The World Register of Marine Species (WoRMS), a landmark global effort to combine all existing knowledge of sea life, announced the results of eight years of work to consolidate all international databases of known marine species last week (March 12, 2015).
On average, four new marine species a day are being described and added to the register, according to scientists completing the consolidated inventory of all known ocean life. In 2014 alone, some 1,451 new-to-science marine creatures were added to WoRMS. The register, nearing completion, confirms 228,000 known marine species.
The study has also relegated 190,000 “species” as duplicate identities – that’s almost half the names assigned over two and a half centuries to ocean dwelling creatures. The champion of taxonomic redundancy is the “Rough Periwinkle”sea snail, which had 113 scientific names
Some 1,000 marine fish species have been described since 2008, including 122 new sharks and rays, 131 new members of the goby family, and a new barracuda found in the Mediterranean.
According to the WoRMS inventory, of the 228,450 species currently known to science, about 195,000 (86%) of them are sea animals, including just over 18,000 species of fish described since the mid-1700s, more than 1,800 sea stars, 816 squids, 93 whales and dolphins and 8,900 clams and other bivalves. The rest are species of kelp, seaweeds and other plants, bacteria, viruses, fungi and single cell organisms.
Amazingly, says WoRMS fish specialist Nicolas Bailly of the Hellenic Center for Marine Research, new species of relatively large animals are still regularly discovered and described.
Added just last month, for example: A new species of sea dragon, the ruby red Phyllopteryx dewysea from southern Australia, distinguished via DNA analysis from two other sea dragon species.
And there’s a daunting challenge ahead. Researchers estimate that between 500,000 and 2 million marine species remain to be discovered and described.
Even at today’s rate of roughly four per day, describing every marine inhabitant thought to exist would take at least 360 more years.

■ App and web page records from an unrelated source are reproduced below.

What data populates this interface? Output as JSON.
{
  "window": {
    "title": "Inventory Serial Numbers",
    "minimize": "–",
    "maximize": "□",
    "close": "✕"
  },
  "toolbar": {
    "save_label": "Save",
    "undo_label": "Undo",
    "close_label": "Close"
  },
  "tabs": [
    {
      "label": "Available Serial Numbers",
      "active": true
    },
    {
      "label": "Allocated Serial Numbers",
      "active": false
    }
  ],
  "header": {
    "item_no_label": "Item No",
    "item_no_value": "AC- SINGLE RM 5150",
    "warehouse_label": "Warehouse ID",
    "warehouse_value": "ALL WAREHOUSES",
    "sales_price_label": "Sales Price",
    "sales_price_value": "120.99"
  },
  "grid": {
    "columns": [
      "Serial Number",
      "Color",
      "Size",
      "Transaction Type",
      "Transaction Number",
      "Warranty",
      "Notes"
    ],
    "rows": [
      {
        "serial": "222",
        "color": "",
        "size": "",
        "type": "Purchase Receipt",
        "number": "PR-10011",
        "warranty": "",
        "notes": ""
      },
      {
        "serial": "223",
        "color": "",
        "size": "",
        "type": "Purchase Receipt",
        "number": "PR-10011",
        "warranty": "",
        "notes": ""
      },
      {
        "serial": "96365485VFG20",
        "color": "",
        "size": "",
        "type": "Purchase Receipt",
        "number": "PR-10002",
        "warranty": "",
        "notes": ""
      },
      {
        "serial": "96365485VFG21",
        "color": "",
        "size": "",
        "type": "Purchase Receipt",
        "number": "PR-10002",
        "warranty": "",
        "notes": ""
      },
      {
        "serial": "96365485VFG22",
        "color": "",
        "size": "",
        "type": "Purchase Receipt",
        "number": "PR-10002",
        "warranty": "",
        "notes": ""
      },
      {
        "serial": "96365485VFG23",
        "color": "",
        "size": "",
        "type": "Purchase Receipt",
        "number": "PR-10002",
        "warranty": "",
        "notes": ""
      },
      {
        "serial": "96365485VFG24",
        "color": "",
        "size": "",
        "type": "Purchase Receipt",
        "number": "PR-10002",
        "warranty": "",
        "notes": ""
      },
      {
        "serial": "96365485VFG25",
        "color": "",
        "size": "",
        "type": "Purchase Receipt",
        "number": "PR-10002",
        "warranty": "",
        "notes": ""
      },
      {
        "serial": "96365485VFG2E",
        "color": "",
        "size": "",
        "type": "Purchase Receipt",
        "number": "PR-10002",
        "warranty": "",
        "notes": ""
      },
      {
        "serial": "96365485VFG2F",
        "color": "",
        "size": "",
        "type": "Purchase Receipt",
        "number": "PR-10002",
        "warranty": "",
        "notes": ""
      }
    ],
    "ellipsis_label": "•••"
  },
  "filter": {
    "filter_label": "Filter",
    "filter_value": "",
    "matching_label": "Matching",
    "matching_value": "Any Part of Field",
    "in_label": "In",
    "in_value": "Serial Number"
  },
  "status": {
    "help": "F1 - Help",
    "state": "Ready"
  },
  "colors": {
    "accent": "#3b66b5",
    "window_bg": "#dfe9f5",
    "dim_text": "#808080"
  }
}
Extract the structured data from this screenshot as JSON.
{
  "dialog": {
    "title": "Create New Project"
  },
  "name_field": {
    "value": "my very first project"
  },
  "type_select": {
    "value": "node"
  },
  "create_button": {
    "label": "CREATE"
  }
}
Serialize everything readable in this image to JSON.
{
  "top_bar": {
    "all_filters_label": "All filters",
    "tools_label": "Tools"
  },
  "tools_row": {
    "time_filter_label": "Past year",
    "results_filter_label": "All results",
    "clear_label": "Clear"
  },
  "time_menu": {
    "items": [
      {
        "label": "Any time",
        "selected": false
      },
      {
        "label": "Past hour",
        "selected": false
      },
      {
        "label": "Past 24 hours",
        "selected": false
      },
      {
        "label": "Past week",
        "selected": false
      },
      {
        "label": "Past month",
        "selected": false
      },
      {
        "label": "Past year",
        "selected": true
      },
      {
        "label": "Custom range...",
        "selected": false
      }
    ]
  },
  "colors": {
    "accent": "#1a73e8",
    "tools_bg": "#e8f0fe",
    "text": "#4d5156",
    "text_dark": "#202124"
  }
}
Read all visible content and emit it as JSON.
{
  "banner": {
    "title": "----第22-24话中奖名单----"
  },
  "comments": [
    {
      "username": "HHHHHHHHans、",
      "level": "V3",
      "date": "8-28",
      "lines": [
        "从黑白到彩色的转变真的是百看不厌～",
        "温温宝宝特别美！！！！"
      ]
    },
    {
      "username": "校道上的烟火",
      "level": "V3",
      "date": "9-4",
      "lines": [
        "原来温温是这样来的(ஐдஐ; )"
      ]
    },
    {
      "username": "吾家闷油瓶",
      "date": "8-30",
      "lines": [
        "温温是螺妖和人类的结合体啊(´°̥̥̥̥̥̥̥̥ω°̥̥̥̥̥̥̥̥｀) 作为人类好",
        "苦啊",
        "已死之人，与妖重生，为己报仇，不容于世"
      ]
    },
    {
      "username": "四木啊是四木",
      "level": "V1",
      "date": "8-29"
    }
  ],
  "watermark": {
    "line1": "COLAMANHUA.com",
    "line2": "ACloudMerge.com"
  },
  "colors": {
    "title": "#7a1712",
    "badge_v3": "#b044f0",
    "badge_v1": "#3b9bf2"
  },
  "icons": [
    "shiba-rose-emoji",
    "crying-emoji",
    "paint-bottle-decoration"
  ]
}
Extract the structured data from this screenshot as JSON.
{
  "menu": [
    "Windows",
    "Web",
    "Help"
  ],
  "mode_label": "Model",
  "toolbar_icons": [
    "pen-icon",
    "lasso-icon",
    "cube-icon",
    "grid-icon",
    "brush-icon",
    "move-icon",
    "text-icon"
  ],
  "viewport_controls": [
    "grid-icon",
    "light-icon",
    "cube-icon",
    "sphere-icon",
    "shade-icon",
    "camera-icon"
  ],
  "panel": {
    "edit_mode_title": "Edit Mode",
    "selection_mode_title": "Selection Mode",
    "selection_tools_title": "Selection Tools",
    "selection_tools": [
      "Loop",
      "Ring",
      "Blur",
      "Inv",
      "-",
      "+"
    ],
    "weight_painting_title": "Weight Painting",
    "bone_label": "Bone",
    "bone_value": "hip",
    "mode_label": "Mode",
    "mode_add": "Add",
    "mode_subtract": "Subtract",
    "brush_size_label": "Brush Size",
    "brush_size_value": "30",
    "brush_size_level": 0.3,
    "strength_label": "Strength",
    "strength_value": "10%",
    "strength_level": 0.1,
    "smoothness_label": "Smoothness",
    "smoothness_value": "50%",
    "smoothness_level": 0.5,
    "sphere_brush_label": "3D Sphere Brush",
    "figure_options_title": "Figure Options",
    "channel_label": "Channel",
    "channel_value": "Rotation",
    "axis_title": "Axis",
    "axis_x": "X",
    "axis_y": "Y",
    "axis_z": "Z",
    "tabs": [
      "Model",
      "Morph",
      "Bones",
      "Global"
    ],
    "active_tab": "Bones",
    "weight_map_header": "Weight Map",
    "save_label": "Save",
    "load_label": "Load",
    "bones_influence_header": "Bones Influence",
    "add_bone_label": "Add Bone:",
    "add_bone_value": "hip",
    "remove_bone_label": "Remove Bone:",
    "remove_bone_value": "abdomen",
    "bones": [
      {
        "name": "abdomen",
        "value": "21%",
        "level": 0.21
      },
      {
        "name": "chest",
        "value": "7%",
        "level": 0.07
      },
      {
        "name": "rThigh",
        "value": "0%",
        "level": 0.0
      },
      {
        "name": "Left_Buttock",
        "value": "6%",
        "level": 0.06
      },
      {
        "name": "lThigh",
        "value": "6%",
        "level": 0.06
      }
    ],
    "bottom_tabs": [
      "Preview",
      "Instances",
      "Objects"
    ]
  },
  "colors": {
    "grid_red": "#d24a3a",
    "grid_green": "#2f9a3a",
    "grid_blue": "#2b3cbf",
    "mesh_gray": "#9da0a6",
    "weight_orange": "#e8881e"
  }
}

WoRMS co-chair Jan Mees said:
Indeed, it is humbling to realize that humankind has encountered and described only a fraction of our oceanic kin, perhaps as little as 11%.
Sadly, we fear, many species will almost certainly disappear due to changing maritime conditions – especially warming, pollution and acidification – before we’ve had a chance to meet.
World Register of Marine Species (WoRMS)
* 228,445 accepted species
* 418,848 species names, including synonyms
* 50,000 images
Of the “accepted species”:
195,000 (86%) are in the taxonomic kingdom animalia
20,300 (9%) are in the kingdom chromista (e.g. algae)
8,800 (4%) are in the kingdom plantae
1,700 (<1%) are in the kingdom bacteria 1,360 are in the kingdom fungi 623 are in the kingdom protozoa (a diverse group of mostly unicellular organisms) 120 are in the kingdom archaea (single cell microbes) 111 are in the kingdom of viruses Based at the Flanders Marine Institute (VLIZ) in Belgium, WoRMS is a collaborative scientific triumph, constituting a single, authoritative reference list of all marine species described since the pioneering work of Carl Linnaeus.
Bottom line: On March 12, 2015, the World Register of Marine Species (WoRMS), a landmark global effort to combine all existing knowledge of sea life, announced the results of eight years of work to consolidate all international databases of known marine species last week. The register, nearing completion, confirms 228,000 known marine species.
Eleanor Imster has helped write and edit EarthSky since 1995. She was an integral part of the award-winning EarthSky radio series almost since it began until it ended in 2013. Today, as Lead Editor at EarthSky.org, she helps present the science and nature stories and photos you enjoy. She also serves as one of the voices of EarthSky on social media platforms including Facebook, Twitter and G+. She and her husband live in Tennessee and have two grown sons.